Campuses want to tighten security and turn information into action. This has caused an unprecedented surge in demand for safety and data personnel.
Annual performance reviews are shunned for good reason. Many higher education institutions question the wisdom of this antiquated approach and are exploring alternatives.
In a higher education landscape marked by a shrinking student population and increasing uncertainty, institutional longevity—if not short-term survival—is top of mind for most. What many at-risk institutions fail to see, however, is that a primary focus on competition is a precarious survival strategy that more often than not, backfires. Cooperation, not competition is the way out.
Developing and maintaining a strong customer service ethos sometimes brings IT managers into unexpected territory. Following are tips on how to handle four such scenarios.
1. Tackle issues head-on and promptly.
This may be especially important for tech staff who ignore policies, fail to carry their load or can’t seem to get along with co-workers.

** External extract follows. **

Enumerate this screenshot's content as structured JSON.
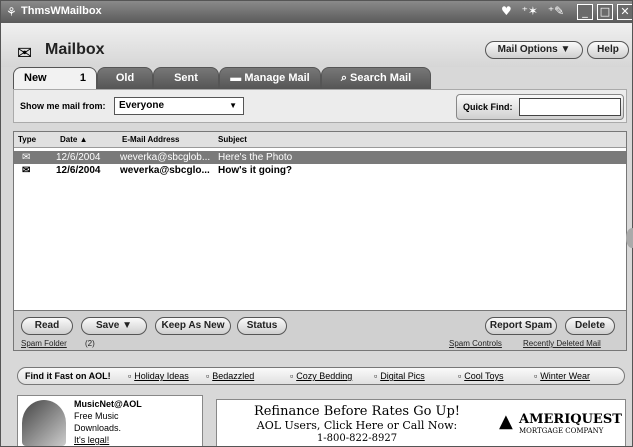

“Don’t let the bad behavior of a few poison those who want to work,” says CIO Yvette Brown Koottungal at Barry University in Florida. She is also vice president for technology at the university, where she manages a team of 63.